For that matter, Paige was not 46 when he pitched in the 1948 World Series, he was 42. Tall tales about Paige’s “Real age” have long been told, and Paige himself claimed to not know for sure (but he liked poking fun at reporters and seeing what he could get them to believe) but his birth certificate was quite literally found and confirmed by Bill Veeck in 1948. Paige was born on July 7, 1906, a date which incidentally makes total sense with regards to his big league career starting in 1927.
Crazy stories about Satchel Paige are more numerous than the actual facts. Of course no sane person would let him do something like that. In 1948, Paige walked 22 men, hit another, and gave up 61 hits and two homers, all in 72.2 innings. Very impressive numbers but not perfect, and a man with PERFECT control would walk and hit no one and give up way fewer hits than that. His control when he was younger wasn’t that much better, and he threw incredibly hard - Paige was very similar to Tom Seaver, or Max Scherzer if Scherzer remains good enough to pitch in the majors when he’s in his mid-40s, but Paige threw harder than Scherzer, at least relative to his peers. Gerrit Cole has amazing control; would anyone who doesn’t have a death wish let him try to pick a cigarette out of their mouth? Come on.
No, they just repeat Larry Tye saying it, which isn’t the same thing as reporting it happened.

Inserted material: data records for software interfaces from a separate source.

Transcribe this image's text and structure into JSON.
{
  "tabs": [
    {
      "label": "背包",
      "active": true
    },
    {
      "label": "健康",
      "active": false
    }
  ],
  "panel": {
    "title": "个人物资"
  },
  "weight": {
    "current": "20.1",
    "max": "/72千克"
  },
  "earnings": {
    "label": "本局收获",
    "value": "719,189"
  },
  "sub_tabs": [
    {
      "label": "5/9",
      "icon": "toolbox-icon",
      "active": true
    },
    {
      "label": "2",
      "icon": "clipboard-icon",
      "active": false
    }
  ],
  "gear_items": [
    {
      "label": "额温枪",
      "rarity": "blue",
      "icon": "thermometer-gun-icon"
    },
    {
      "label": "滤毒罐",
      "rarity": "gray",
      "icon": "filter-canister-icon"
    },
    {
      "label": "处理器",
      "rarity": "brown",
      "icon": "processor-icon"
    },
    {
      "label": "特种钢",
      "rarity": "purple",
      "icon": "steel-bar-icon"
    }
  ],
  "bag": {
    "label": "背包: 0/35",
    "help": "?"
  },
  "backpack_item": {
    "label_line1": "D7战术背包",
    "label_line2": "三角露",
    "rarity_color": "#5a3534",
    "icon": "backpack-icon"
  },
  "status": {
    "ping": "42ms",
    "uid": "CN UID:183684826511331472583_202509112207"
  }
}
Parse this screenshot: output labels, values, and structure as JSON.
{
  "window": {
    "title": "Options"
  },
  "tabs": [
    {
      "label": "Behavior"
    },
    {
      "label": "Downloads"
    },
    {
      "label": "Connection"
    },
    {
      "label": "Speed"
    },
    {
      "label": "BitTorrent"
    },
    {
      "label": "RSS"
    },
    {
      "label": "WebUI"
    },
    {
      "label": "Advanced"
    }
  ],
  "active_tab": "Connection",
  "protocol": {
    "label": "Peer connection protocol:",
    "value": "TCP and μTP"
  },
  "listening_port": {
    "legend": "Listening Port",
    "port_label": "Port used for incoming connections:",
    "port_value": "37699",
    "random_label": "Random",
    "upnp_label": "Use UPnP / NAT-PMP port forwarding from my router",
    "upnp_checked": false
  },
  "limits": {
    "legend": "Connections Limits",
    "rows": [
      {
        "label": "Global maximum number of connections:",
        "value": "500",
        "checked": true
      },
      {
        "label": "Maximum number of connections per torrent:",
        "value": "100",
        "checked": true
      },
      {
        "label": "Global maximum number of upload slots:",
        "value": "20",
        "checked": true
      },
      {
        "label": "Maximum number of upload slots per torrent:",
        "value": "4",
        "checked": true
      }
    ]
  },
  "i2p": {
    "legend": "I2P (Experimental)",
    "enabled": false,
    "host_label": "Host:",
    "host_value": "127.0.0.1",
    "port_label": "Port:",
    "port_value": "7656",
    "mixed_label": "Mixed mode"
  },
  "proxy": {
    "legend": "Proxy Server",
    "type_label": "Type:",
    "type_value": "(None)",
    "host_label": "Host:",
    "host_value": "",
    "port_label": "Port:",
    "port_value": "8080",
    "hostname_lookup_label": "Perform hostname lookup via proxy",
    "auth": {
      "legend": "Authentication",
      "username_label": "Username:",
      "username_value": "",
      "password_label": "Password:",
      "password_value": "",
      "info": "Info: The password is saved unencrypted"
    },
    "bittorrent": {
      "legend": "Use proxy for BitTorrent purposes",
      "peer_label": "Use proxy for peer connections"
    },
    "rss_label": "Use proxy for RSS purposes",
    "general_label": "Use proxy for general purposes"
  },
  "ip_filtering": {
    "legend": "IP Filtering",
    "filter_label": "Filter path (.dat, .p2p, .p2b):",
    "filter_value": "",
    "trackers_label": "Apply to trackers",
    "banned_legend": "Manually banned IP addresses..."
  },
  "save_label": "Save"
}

Books about baseball are often appallingly ill-sourced and full of tall tales. Journalists often seem to figure if it’s baseball, it’s not important to get all the details right or cast a skeptical eye on anything.